By Tris Wykes
The Virginian Pilot
NORFOLK, Va. — Norfolk Admirals vice president Blake Cullen retired Friday at a Scope news conference a week after the team ended its season.
Cullen, 69, founded the original Admirals franchise in the ECHL in 1989 and ran it until he sold it seven years later. The former Major League Baseball executive returned last summer, helping purchase the 4-year-old AHL Admirals franchise as a minority owner and undertaking daily operation of the club.
A replacement, if such a word can be used, has accepted the job, and he will take charge within 10 days, Cullen said. Admirals majority owner Ken Young said the successor is employed in pro hockey but declined to give further details.
Cullen said he thinks the Admirals, whose paid attendance rose 12 percent this season, have stabilized and must now focus long-term. But he didn’t feel he was the man for that job.
“It’s a little harder than I thought to have this day come,” Cullen said. “But I think what the club needs now is a bright, new, fresh face, someone who can dig in for the long haul. … I really couldn’t see myself doing that.”
Cullen said he’s not sure what the future holds for him, but he noted he won’t repeat 1996, when he sold the ECHL club and was looking for another sports ownership opportunity within days. The man who broke into pro sports by beating out Brent Musburger for a Chicago Cubs job intends to keep his Admirals stake and enjoy a reduced schedule.
“It was once written that I was an airport-and-hotels-and-arena type of guy,” Cullen said. “But I’m going to relax and slow it down a little bit.”
Cullen said he first pondered retirement in January, after rising attendance and increased community and business support convinced him that the Admirals were rebounding. At the same time, his job’s demands were taking a toll.
“I was getting worn down and I bit off a little bit more than I could handle, physically, mentally and emotionally,” said Cullen, whose early ECHL teams were among the most successful in minor league hockey on the ice and at the gate. “I get very wrapped up in the games, and I take them very seriously. I forget how old I am sometimes.”
The AHL schedule is packed with three games in four nights and even four in five, and Cullen said home stretches like that wore him out.
“If we had a Wednesday night game, I had a hard time physically snapping back at 9a.m. Thursday morning,” he said. “I’d drag around all day, go to bed at 7 p.m., and then here we go with another game Friday. It was great, but it was physically a little tough.”

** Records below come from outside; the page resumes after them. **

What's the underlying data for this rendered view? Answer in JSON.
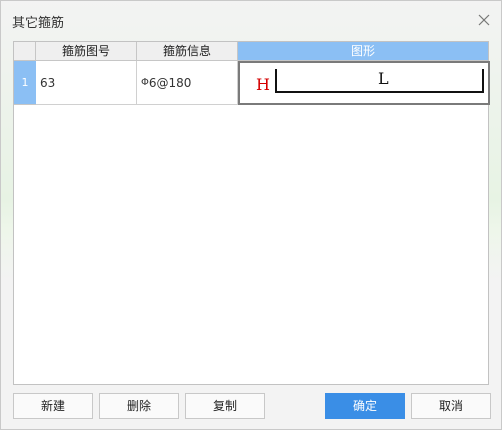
{
  "dialog": {
    "title": "其它箍筋",
    "close_icon": "close-icon"
  },
  "table": {
    "columns": [
      "箍筋图号",
      "箍筋信息",
      "图形"
    ],
    "rows": [
      {
        "index": "1",
        "code": "63",
        "info_symbol": "Φ",
        "info": "6@180",
        "shape_h": "H",
        "shape_l": "L"
      }
    ],
    "selected_column_color": "#8bbff4"
  },
  "buttons": {
    "new": "新建",
    "delete": "删除",
    "copy": "复制",
    "ok": "确定",
    "cancel": "取消"
  },
  "colors": {
    "primary": "#3a8ee6",
    "shape_h": "#d40000"
  }
}
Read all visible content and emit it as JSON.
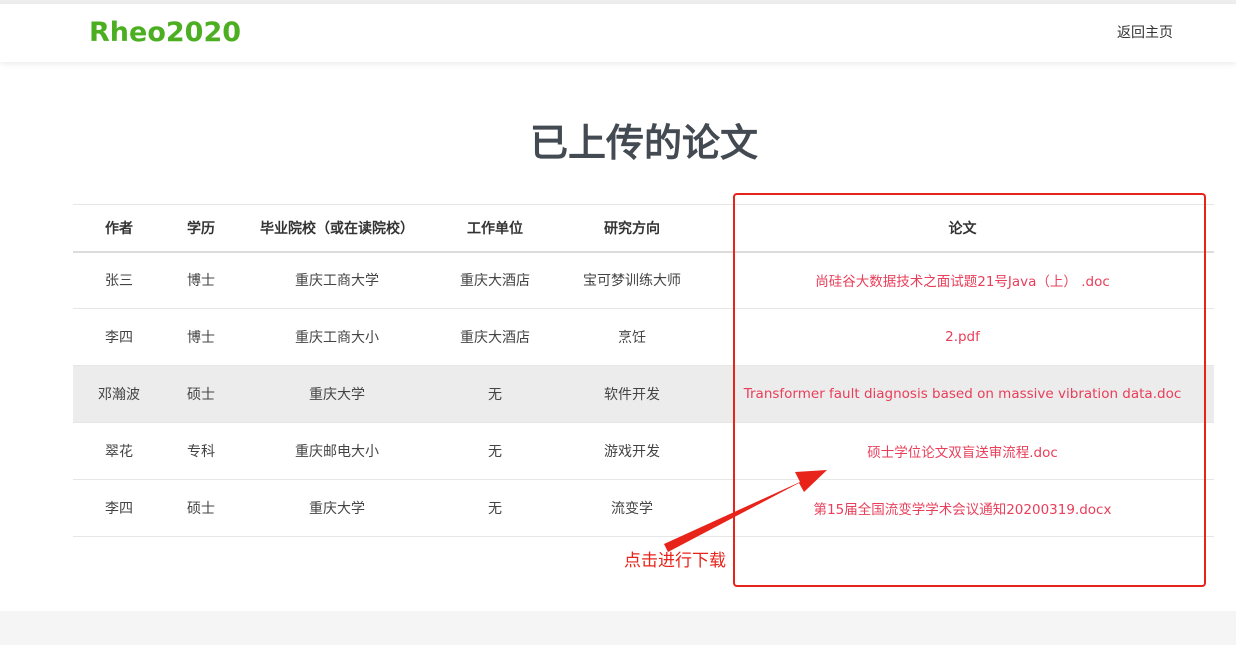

Admirals radio broadcaster Pete Michaud, who first called hockey games during the ECHL Admirals’ inaugural season, noticed Cullen’s mood darkening a bit in past months.
“When he owned the ECHL team, he was the man and had the final say in every regard,” Michaud said. “This year, while he had a huge say, it wasn’t the only say. And the American League is a much bigger, broader, more corporate entity than the ECHL, especially back when he got into it.”
Cullen found that running the Admirals in such a circuit and in today’s business climate was harder than he’d anticipated. Using e-mail, voice mail and the like was somewhat of a shock.
“The technology was very tough,” he said. “All those things were a learning process, and I often wondered if I was missing something.”
There’s no doubt Cullen will be missed, although he will still reside in downtown Norfolk. His courtly style, wealth of knowledge and savvy decisions had friends and colleagues lining up to praise him Friday after he stepped from behind a Scope lectern.
“He added a great deal of credibility to our effort to revive hockey,” said Norfolk Tides general manager Dave Rosenfield, also an Admirals minority owner. “Sales, admissions, the feeling in the arena, fan response — it was all better. Admirals hockey became fun again for a lot of people.”
Said Michaud: “He’s always taken an interest not just in how you do your job, but in how you live your life. He’s always taken an interest in his staff, not just as employees but as people.”
Admirals coach Trent Yawney, who has met thousands of people in the sport, said Cullen was one of the best and is sad to see him go.
“A little bit of Admirals history was lost today,” Yawney said. “If you looked up the word ‘class,’ you would see a picture of him. He was the Arnold Palmer of our organization.”